▶ _Exercise requirements_: For every line in the entries that contains "checked", show the whole line.

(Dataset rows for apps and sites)
========================================================================

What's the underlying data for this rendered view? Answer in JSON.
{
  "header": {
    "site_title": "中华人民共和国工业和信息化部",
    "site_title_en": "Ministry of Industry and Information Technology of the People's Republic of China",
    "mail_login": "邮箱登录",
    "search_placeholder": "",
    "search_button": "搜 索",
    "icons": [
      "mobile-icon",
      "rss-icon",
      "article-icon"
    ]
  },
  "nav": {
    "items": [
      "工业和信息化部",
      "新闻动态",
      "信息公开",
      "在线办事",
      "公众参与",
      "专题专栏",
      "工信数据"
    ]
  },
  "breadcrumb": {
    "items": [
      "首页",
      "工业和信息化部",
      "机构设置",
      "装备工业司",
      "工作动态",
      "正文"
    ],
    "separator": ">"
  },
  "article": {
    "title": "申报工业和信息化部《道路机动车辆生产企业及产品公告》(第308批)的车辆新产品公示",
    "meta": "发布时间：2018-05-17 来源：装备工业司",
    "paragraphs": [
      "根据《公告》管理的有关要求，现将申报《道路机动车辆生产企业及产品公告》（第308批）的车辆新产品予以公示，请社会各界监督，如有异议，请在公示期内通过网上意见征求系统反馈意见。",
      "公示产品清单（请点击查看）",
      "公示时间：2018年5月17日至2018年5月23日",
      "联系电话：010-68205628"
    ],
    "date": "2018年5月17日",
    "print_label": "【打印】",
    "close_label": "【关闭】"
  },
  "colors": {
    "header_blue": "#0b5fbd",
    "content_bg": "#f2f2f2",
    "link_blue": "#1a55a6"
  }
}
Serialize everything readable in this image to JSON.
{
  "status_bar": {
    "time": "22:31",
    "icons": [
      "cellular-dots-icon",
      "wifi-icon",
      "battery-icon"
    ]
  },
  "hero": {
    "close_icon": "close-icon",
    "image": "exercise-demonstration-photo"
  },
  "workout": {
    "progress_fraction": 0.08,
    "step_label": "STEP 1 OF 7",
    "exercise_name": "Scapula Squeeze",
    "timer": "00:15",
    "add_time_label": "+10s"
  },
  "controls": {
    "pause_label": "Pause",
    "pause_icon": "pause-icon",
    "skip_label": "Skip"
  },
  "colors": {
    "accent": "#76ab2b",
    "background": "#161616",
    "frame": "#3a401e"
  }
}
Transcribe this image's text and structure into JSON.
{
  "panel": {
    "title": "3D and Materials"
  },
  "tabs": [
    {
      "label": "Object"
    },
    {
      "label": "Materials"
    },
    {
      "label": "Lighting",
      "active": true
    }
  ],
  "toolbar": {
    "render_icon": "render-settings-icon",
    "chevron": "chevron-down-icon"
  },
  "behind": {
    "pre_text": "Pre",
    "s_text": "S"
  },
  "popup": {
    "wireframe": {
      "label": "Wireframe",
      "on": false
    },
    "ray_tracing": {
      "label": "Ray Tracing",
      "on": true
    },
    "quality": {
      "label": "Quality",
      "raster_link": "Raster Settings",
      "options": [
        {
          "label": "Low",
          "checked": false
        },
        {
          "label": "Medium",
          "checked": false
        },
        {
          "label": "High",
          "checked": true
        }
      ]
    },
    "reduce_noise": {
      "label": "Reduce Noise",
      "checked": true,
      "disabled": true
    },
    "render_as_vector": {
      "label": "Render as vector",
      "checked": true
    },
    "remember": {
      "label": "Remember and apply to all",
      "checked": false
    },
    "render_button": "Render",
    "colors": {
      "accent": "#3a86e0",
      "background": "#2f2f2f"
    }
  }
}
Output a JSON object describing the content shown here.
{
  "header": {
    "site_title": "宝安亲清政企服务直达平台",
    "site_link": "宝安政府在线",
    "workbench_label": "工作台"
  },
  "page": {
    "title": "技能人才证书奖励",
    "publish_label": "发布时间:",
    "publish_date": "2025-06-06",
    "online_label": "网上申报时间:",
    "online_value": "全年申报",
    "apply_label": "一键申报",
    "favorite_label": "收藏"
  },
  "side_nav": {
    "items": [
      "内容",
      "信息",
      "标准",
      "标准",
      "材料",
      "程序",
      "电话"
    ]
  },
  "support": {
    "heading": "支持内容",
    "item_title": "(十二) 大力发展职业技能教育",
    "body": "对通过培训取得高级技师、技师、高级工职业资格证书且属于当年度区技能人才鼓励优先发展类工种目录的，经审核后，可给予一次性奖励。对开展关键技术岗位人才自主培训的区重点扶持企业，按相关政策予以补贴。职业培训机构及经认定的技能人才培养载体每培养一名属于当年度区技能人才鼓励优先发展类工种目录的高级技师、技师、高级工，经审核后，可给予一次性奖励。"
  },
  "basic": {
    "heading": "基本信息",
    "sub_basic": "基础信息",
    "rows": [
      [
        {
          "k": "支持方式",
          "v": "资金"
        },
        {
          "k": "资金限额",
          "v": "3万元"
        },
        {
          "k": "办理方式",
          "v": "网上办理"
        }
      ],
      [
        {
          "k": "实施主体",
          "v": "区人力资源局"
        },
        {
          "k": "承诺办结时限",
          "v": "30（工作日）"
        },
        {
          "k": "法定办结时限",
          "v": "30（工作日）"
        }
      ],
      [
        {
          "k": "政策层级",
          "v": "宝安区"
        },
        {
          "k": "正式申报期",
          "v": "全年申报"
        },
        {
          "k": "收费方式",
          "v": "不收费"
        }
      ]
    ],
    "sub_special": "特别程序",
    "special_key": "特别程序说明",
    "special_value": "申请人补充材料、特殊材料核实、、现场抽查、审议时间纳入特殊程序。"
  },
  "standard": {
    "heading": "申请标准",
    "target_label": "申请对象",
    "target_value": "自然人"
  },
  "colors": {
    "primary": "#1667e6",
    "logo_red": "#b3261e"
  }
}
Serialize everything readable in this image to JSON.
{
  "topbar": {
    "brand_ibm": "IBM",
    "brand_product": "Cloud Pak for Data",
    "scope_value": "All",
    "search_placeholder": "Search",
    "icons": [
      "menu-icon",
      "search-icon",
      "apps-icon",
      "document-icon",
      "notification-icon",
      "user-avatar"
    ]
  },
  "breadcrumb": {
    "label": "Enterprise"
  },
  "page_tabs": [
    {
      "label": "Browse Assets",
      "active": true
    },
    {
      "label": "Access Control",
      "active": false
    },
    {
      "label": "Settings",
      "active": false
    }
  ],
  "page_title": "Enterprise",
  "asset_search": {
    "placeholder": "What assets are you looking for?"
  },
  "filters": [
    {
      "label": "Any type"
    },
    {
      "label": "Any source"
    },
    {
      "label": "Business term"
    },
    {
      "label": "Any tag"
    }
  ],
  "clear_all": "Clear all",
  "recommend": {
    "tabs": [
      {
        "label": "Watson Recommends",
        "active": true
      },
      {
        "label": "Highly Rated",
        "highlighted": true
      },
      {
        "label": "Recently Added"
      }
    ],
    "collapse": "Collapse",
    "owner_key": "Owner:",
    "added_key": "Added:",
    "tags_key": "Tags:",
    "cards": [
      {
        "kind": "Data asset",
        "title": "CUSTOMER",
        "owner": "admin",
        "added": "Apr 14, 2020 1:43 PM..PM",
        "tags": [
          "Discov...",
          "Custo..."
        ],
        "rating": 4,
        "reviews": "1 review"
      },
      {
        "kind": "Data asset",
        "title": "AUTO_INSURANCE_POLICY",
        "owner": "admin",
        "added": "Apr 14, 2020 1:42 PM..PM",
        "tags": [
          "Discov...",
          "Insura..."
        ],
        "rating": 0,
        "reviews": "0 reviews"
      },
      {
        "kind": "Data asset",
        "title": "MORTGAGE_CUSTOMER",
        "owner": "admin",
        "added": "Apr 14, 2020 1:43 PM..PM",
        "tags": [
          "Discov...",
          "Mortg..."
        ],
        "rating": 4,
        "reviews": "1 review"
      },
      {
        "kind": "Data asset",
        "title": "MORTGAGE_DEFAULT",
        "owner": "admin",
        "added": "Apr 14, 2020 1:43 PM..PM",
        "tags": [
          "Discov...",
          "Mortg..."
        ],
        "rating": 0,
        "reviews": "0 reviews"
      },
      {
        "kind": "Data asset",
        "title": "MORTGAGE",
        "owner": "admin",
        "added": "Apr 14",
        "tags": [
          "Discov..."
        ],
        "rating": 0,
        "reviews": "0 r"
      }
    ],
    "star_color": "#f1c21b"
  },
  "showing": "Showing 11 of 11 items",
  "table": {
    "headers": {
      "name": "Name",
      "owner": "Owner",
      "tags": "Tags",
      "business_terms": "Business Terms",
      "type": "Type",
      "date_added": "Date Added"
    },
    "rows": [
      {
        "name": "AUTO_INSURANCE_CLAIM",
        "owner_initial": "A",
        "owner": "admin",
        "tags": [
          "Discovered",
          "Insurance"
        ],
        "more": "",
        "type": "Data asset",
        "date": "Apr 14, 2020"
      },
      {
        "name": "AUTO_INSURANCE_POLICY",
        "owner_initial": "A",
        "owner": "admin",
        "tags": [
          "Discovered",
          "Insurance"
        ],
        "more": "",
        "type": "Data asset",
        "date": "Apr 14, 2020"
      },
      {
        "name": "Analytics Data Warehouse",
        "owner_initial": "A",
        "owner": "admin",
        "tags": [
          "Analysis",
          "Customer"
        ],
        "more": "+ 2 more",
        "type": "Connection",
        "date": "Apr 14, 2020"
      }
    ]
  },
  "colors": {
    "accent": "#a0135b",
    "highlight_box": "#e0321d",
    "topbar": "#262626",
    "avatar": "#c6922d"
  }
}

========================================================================

▶ _Exercise result_:
          "checked": false
          "checked": false
          "checked": true
      "checked": true,
      "checked": true
      "checked": false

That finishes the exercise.